## Brief
Write out all the data verbatim. Skip images.

<<<<

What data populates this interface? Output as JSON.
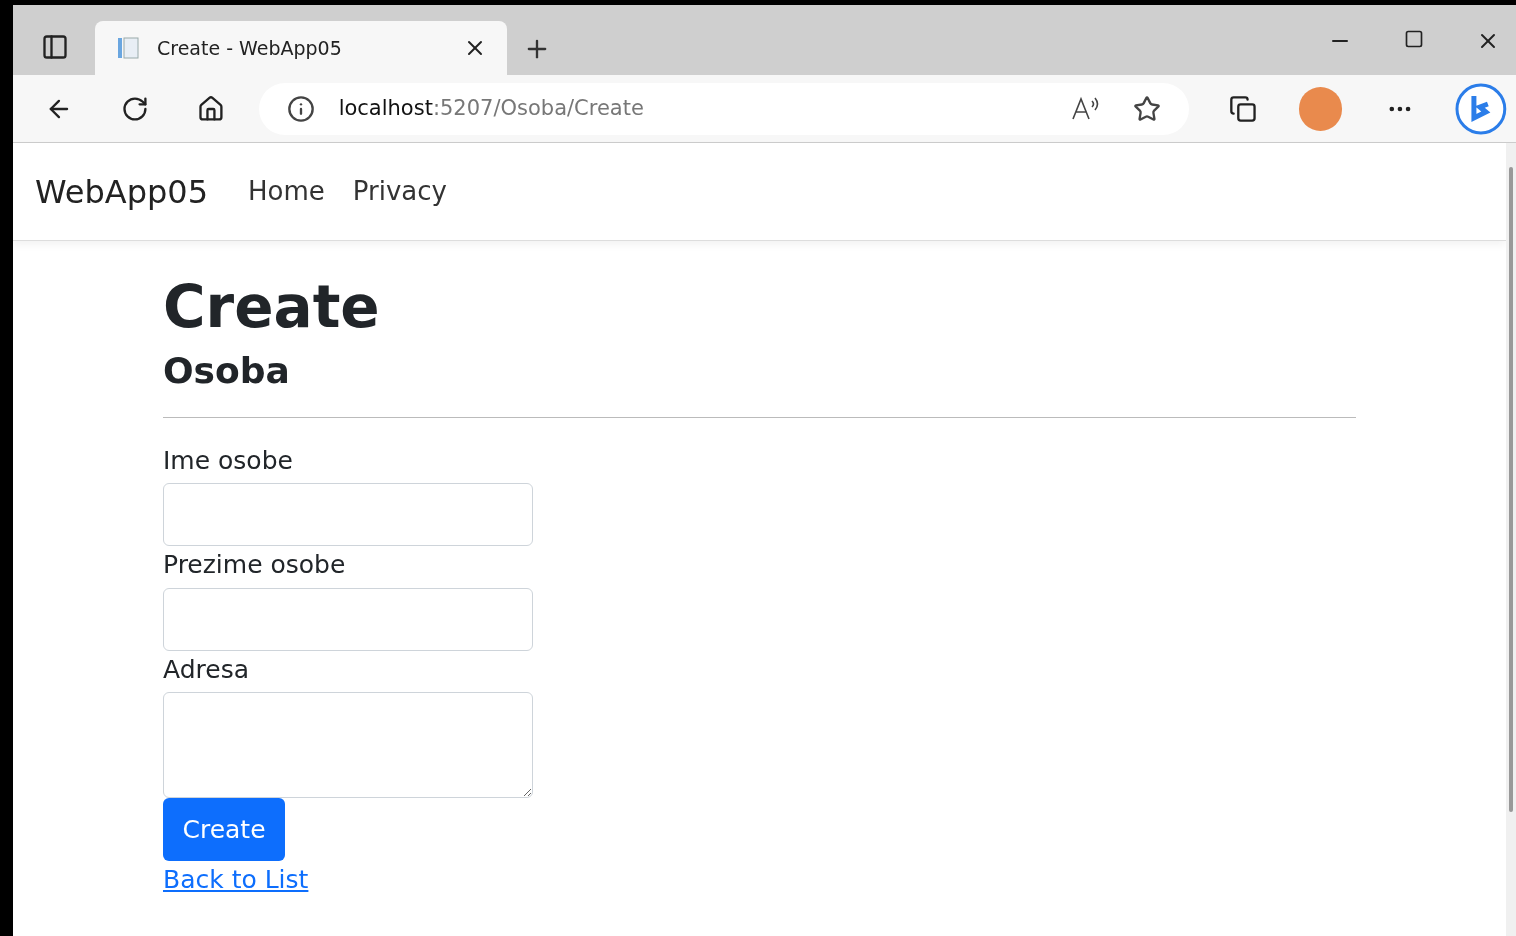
{
  "tabs": [
    {
      "title": "Create - WebApp05",
      "selected": true
    }
  ],
  "address_bar": {
    "host": "localhost",
    "path": ":5207/Osoba/Create"
  },
  "navbar": {
    "brand": "WebApp05",
    "links": [
      "Home",
      "Privacy"
    ]
  },
  "page": {
    "title": "Create",
    "subtitle": "Osoba",
    "fields": [
      {
        "label": "Ime osobe",
        "kind": "input"
      },
      {
        "label": "Prezime osobe",
        "kind": "input"
      },
      {
        "label": "Adresa",
        "kind": "textarea"
      }
    ],
    "submit": "Create",
    "back_link": "Back to List"
  }
}
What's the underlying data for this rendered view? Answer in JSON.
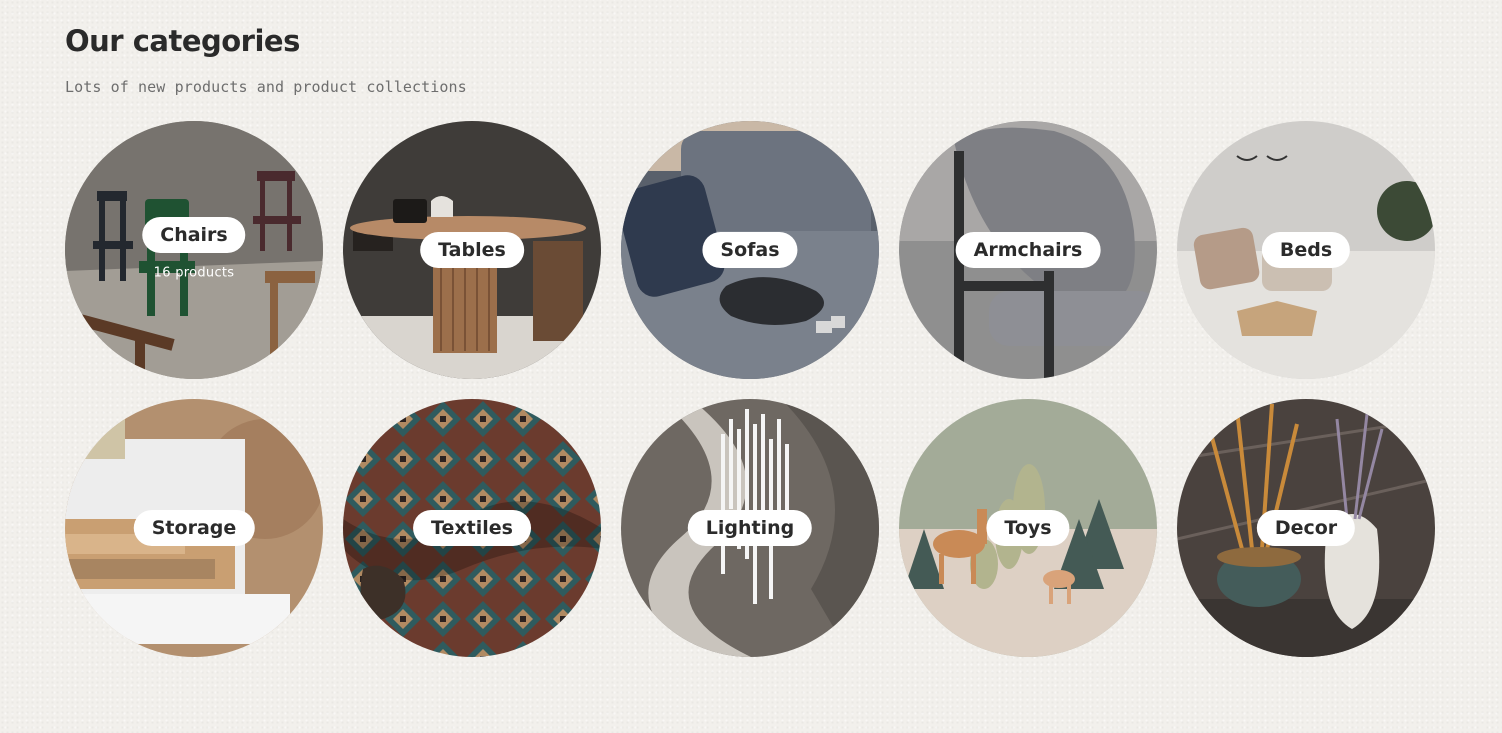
{
  "section": {
    "title": "Our categories",
    "subtitle": "Lots of new products and product collections"
  },
  "categories": [
    {
      "name": "Chairs",
      "count_label": "16 products",
      "image": "chairs-photo"
    },
    {
      "name": "Tables",
      "image": "tables-photo"
    },
    {
      "name": "Sofas",
      "image": "sofas-photo"
    },
    {
      "name": "Armchairs",
      "image": "armchairs-photo"
    },
    {
      "name": "Beds",
      "image": "beds-photo"
    },
    {
      "name": "Storage",
      "image": "storage-photo"
    },
    {
      "name": "Textiles",
      "image": "textiles-photo"
    },
    {
      "name": "Lighting",
      "image": "lighting-photo"
    },
    {
      "name": "Toys",
      "image": "toys-photo"
    },
    {
      "name": "Decor",
      "image": "decor-photo"
    }
  ]
}
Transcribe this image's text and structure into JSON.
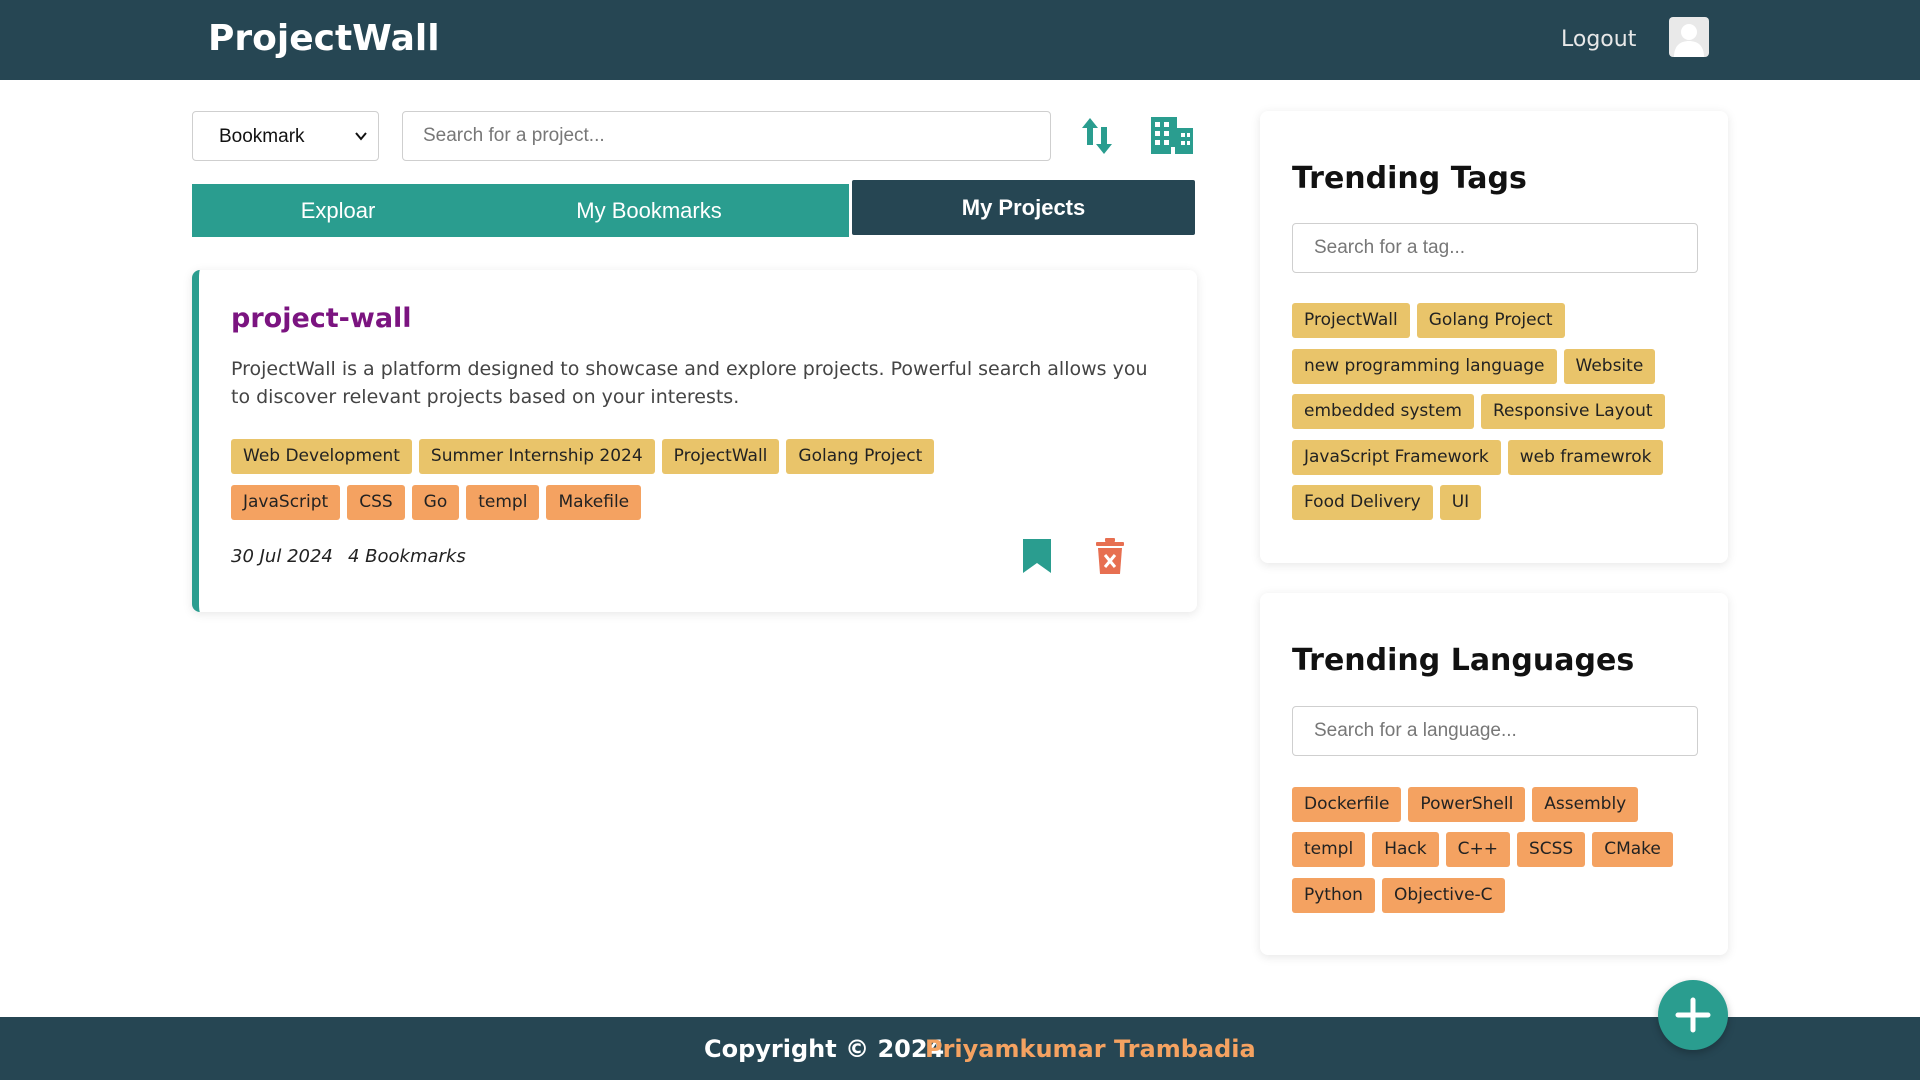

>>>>

## Task output
What data populates this interface? Output as JSON.
{
  "tabs": [
    {
      "title": "Create - WebApp05",
      "selected": true
    }
  ],
  "address_bar": {
    "host": "localhost",
    "path": ":5207/Osoba/Create"
  },
  "navbar": {
    "brand": "WebApp05",
    "links": [
      "Home",
      "Privacy"
    ]
  },
  "page": {
    "title": "Create",
    "subtitle": "Osoba",
    "fields": [
      {
        "label": "Ime osobe",
        "kind": "input"
      },
      {
        "label": "Prezime osobe",
        "kind": "input"
      },
      {
        "label": "Adresa",
        "kind": "textarea"
      }
    ],
    "submit": "Create",
    "back_link": "Back to List"
  }
}
What's the underlying data for this rendered view? Answer in JSON.
{
  "section": {
    "title": "Our categories",
    "subtitle": "Lots of new products and product collections"
  },
  "categories": [
    {
      "name": "Chairs",
      "count_label": "16 products",
      "image": "chairs-photo"
    },
    {
      "name": "Tables",
      "image": "tables-photo"
    },
    {
      "name": "Sofas",
      "image": "sofas-photo"
    },
    {
      "name": "Armchairs",
      "image": "armchairs-photo"
    },
    {
      "name": "Beds",
      "image": "beds-photo"
    },
    {
      "name": "Storage",
      "image": "storage-photo"
    },
    {
      "name": "Textiles",
      "image": "textiles-photo"
    },
    {
      "name": "Lighting",
      "image": "lighting-photo"
    },
    {
      "name": "Toys",
      "image": "toys-photo"
    },
    {
      "name": "Decor",
      "image": "decor-photo"
    }
  ]
}
Transcribe this image's text and structure into JSON.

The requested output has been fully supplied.